Website and app data records:
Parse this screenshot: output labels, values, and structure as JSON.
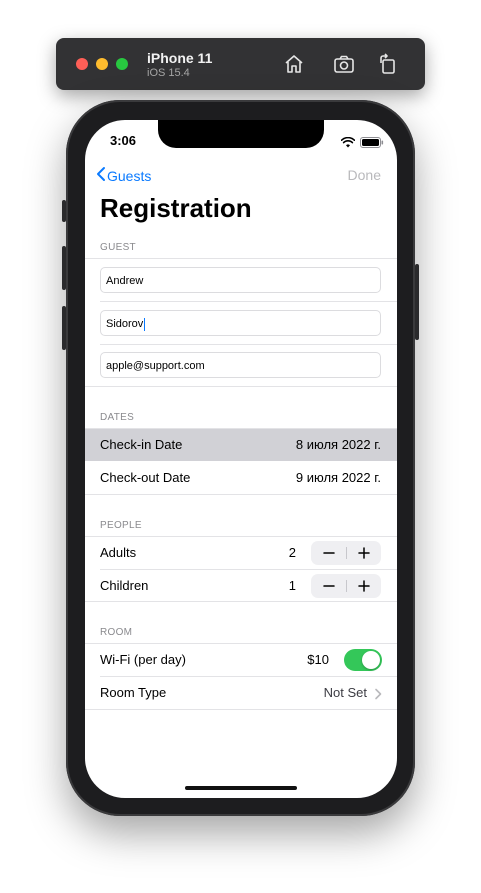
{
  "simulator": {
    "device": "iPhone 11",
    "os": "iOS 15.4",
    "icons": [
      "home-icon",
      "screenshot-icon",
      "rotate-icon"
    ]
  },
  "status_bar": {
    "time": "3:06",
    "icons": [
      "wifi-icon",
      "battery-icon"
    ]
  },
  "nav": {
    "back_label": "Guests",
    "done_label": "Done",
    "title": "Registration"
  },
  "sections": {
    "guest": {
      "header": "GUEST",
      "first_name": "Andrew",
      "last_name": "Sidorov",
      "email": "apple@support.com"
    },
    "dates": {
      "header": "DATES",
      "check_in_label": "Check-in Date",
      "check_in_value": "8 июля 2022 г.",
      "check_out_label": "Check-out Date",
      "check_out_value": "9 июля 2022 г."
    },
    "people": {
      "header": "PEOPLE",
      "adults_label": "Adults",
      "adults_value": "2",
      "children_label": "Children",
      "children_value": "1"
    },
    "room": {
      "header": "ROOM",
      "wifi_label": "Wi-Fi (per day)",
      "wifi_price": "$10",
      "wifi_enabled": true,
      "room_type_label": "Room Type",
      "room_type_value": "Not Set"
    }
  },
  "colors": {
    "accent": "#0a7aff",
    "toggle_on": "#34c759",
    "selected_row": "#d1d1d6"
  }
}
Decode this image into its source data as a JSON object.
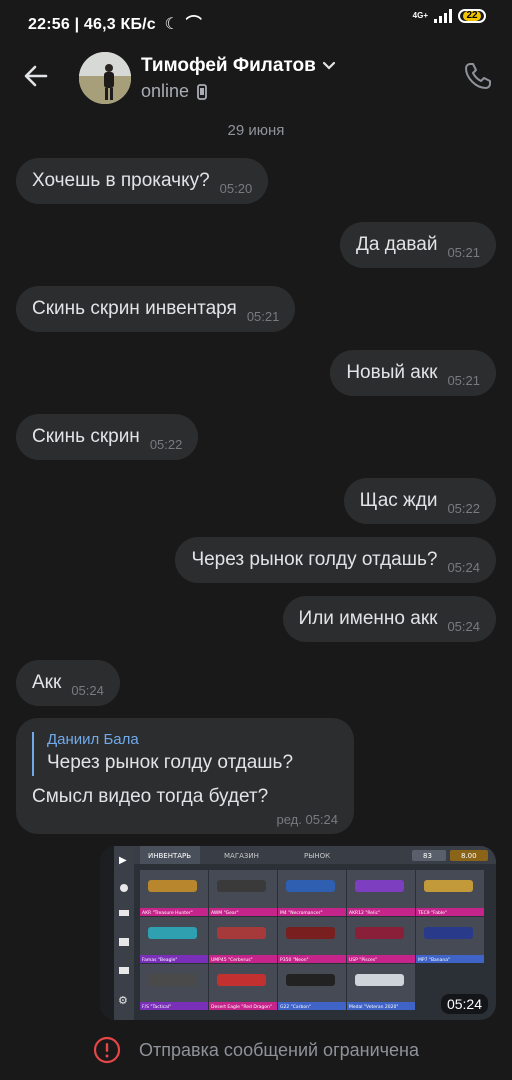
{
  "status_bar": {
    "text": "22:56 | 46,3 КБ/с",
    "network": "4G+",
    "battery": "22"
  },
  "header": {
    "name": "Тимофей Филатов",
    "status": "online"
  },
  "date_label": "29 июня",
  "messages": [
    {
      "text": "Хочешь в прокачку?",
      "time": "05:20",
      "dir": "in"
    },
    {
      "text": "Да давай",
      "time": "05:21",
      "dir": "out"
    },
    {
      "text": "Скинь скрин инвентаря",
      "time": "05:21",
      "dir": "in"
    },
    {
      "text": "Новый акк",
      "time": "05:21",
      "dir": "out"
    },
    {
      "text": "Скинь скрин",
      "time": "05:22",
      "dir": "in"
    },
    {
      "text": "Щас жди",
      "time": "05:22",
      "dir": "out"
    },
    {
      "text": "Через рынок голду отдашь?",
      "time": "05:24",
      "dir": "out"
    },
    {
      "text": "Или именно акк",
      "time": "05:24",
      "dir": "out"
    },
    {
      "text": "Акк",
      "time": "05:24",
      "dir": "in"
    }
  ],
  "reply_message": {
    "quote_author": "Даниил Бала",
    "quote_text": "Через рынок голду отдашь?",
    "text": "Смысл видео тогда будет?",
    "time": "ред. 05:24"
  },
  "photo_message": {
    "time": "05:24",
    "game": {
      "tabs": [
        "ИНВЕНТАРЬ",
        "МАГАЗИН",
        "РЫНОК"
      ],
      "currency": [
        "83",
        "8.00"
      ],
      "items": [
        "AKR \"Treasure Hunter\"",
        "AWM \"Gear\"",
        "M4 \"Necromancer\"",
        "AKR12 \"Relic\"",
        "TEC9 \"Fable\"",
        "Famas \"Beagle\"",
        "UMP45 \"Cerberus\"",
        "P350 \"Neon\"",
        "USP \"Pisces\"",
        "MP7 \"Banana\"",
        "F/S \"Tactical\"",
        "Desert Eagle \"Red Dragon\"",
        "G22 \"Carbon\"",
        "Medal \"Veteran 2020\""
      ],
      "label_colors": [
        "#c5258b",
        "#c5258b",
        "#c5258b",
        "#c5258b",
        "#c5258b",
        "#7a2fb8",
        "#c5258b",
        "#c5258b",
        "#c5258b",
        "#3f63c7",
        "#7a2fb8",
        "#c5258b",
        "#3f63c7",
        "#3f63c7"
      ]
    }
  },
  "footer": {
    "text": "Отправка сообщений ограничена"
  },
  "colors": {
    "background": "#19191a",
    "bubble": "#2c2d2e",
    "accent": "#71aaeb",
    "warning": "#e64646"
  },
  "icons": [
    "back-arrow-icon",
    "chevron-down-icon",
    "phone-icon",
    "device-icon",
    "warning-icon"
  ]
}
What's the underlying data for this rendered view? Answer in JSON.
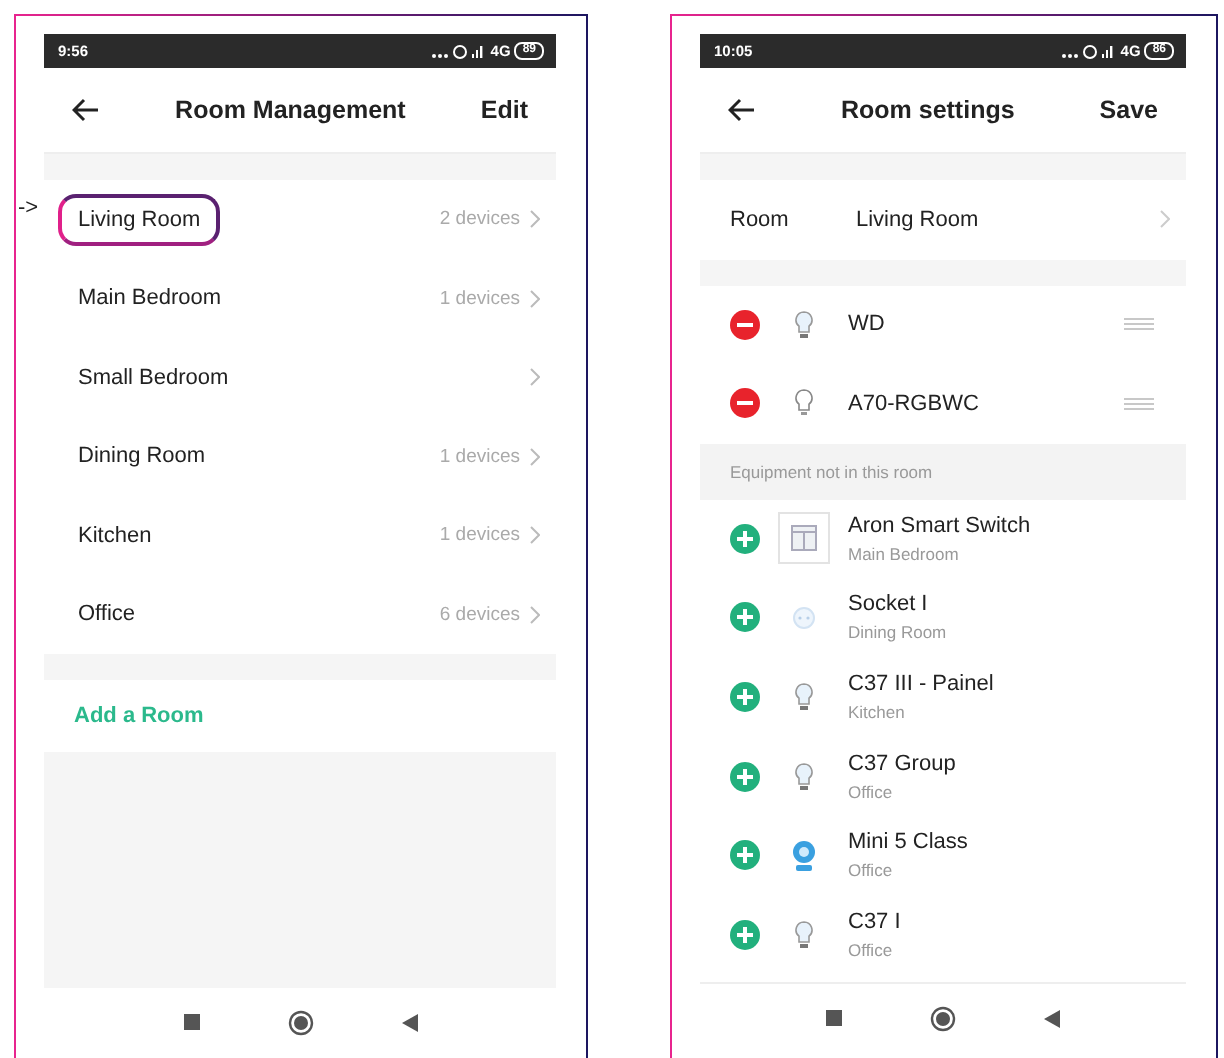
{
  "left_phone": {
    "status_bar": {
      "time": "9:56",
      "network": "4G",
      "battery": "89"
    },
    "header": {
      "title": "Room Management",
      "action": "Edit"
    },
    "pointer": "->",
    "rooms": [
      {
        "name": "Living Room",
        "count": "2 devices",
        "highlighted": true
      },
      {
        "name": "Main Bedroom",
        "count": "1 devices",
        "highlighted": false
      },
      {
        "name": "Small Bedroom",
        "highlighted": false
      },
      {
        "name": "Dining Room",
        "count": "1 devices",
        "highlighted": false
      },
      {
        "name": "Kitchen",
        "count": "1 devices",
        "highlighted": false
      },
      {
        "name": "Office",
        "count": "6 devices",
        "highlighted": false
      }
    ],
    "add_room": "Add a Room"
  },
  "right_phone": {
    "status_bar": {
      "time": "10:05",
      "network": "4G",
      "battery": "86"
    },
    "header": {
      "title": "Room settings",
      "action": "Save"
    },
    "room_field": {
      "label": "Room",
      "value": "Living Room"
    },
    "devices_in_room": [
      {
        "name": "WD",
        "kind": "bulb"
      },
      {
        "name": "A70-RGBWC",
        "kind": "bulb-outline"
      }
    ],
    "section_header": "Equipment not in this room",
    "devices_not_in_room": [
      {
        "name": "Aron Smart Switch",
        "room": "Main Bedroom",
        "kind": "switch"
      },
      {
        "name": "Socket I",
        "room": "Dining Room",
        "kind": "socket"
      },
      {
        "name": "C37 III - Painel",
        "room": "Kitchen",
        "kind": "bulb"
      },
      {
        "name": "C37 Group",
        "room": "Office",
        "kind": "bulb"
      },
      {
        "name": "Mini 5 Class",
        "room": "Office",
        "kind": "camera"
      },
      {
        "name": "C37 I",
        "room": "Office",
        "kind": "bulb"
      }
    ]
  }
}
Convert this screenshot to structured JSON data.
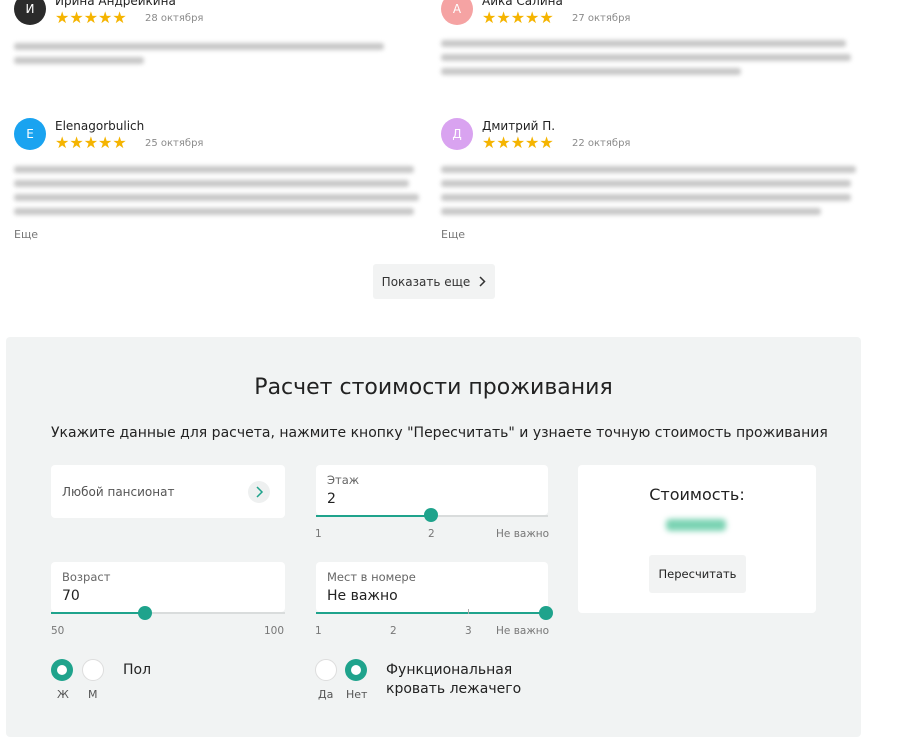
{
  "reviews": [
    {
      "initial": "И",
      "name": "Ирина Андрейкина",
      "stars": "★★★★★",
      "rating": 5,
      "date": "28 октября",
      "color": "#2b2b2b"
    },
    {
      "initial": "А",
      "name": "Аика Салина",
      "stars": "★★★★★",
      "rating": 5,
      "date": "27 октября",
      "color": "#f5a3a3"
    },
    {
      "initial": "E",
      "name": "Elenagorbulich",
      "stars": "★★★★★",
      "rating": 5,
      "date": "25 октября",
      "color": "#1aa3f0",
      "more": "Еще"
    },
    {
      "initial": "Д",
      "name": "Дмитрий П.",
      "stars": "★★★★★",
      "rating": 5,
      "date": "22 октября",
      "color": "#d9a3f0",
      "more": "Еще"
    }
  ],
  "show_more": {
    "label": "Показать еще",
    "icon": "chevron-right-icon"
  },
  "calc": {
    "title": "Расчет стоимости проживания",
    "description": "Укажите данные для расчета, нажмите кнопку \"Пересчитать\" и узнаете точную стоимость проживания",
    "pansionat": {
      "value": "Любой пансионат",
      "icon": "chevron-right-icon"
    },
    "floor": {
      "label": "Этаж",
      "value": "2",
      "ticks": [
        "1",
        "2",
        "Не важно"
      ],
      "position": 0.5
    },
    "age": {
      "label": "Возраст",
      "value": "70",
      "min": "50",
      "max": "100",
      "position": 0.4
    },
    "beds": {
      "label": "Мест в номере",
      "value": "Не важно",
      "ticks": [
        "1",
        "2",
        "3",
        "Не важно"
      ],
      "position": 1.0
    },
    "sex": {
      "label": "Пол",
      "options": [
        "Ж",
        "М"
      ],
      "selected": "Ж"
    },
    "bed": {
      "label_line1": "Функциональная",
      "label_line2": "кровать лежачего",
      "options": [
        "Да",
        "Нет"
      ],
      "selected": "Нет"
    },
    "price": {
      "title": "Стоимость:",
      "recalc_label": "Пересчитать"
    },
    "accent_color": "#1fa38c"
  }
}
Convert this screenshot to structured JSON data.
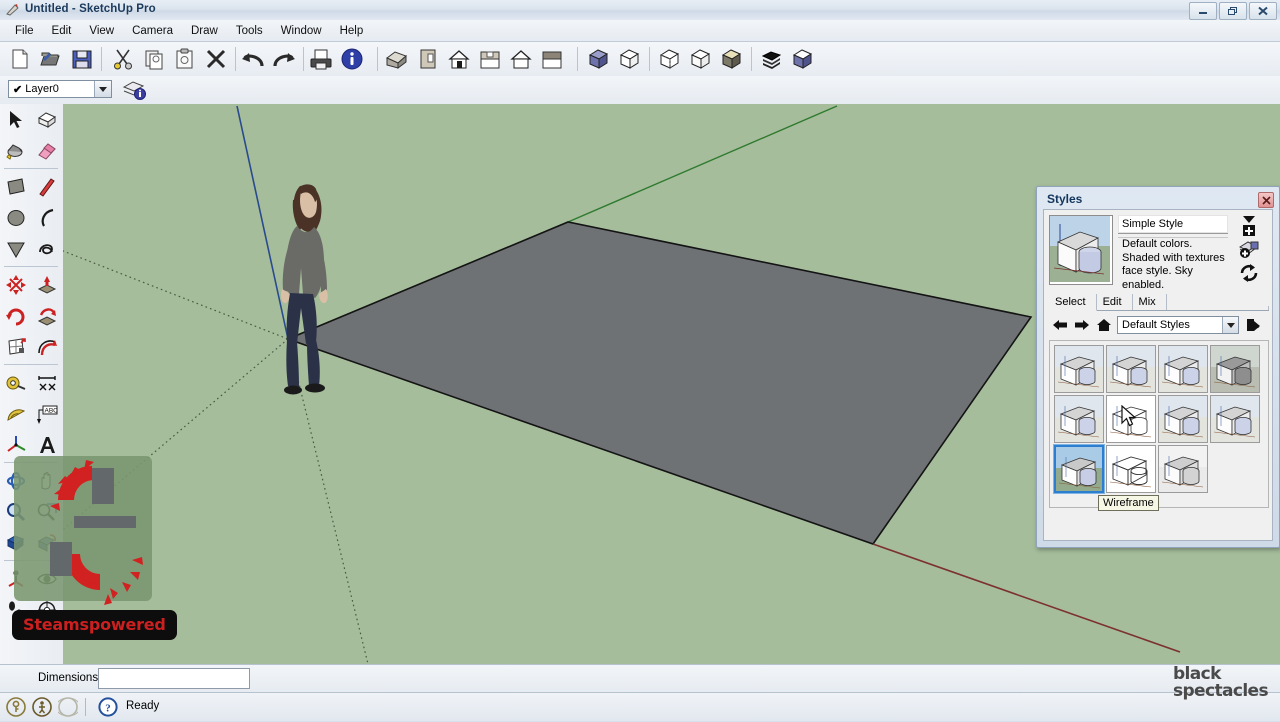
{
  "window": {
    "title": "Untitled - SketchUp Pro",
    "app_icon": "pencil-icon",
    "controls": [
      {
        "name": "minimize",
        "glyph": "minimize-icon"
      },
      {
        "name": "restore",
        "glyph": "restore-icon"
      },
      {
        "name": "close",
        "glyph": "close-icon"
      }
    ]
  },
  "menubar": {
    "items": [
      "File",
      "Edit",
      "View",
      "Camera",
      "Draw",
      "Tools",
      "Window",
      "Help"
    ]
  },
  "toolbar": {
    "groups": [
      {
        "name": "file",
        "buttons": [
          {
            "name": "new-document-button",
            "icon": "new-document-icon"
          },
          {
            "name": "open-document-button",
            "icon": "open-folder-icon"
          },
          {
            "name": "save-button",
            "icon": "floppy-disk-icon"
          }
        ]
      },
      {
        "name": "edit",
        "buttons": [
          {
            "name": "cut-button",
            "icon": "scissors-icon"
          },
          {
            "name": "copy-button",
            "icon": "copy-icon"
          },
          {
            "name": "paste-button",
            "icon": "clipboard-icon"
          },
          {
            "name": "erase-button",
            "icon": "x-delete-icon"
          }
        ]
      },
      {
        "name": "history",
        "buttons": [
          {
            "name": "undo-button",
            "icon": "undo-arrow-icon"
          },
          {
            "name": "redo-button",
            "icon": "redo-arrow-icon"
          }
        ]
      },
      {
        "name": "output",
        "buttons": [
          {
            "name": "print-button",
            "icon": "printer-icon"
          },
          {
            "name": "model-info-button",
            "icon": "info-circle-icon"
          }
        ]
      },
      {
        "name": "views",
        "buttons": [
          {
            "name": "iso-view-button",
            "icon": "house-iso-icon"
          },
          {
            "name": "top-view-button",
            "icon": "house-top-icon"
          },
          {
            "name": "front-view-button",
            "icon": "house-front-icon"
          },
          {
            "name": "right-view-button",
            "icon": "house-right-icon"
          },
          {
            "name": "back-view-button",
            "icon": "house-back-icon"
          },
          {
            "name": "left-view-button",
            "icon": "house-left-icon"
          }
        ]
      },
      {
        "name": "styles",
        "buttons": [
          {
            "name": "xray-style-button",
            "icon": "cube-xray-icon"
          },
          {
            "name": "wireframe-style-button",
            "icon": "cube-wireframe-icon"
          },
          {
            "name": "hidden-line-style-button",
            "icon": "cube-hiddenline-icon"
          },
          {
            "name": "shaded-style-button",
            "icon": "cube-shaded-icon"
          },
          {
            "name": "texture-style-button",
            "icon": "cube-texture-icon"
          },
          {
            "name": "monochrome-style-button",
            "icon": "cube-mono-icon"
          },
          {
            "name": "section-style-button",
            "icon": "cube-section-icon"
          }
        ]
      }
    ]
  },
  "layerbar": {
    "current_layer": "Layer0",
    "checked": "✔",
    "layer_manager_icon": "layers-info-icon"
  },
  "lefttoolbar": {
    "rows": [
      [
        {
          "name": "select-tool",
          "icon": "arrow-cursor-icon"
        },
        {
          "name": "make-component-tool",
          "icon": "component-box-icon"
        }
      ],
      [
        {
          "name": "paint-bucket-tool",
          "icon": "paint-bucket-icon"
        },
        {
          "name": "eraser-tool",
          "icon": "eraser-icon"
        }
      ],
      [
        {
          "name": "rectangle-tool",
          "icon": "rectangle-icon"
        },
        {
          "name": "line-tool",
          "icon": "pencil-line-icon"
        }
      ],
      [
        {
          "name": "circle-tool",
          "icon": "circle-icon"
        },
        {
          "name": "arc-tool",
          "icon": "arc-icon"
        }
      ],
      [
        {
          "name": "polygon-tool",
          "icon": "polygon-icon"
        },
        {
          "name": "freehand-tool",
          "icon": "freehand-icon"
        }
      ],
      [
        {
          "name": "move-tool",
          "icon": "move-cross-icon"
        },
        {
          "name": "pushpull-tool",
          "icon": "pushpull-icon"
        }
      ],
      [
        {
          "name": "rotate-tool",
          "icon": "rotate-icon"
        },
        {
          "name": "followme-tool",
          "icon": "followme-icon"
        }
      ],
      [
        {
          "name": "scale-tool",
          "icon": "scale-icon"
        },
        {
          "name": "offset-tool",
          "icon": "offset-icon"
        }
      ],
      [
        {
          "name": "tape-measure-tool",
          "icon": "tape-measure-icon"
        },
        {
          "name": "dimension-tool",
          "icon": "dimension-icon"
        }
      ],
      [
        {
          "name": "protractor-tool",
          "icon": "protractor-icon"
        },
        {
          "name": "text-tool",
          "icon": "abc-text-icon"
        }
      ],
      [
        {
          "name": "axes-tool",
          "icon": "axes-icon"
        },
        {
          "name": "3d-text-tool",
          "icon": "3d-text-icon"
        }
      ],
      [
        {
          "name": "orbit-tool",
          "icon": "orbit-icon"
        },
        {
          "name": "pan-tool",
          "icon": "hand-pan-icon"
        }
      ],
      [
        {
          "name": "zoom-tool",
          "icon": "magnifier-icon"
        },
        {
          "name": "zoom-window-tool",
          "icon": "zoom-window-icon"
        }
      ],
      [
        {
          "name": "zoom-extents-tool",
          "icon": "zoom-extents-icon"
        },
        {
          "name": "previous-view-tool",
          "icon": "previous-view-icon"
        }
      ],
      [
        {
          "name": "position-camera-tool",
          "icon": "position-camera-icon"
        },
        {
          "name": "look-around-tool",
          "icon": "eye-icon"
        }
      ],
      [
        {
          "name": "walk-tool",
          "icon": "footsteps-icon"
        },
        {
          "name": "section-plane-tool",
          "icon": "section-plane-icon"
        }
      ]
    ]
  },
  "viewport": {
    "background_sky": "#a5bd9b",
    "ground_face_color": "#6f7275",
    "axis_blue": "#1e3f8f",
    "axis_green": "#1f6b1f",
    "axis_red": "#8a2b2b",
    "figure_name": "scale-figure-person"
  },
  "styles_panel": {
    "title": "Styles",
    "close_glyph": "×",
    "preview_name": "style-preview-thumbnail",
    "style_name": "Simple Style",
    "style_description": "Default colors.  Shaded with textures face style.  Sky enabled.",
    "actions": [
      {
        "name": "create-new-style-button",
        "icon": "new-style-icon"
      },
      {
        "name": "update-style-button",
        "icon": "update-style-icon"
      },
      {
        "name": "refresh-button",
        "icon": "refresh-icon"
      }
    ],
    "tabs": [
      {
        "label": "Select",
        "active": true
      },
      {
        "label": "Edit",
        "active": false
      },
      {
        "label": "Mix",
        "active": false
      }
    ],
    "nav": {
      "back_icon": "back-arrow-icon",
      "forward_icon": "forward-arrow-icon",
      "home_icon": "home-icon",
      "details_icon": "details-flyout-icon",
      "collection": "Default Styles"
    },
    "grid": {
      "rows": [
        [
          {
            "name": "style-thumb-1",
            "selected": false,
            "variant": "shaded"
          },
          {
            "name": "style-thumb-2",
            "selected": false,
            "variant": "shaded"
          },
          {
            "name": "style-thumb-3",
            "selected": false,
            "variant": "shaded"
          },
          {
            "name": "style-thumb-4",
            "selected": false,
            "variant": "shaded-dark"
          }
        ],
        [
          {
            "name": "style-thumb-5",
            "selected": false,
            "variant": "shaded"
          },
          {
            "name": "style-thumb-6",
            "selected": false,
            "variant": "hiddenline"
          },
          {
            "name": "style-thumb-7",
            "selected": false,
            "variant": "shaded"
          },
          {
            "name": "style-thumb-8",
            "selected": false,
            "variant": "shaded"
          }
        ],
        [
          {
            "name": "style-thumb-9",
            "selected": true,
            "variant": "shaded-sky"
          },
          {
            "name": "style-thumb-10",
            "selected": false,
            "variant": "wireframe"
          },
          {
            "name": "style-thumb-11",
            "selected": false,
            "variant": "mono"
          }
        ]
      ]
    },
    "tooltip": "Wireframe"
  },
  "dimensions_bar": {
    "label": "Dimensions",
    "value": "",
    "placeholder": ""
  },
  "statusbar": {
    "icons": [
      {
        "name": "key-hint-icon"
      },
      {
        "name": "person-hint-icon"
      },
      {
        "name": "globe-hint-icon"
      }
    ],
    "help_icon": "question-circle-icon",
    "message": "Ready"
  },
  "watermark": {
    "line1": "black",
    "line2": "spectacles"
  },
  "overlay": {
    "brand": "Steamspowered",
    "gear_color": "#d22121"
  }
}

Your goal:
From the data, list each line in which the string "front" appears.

Answer to the problem:
            "name": "front-view-button",
            "icon": "house-front-icon"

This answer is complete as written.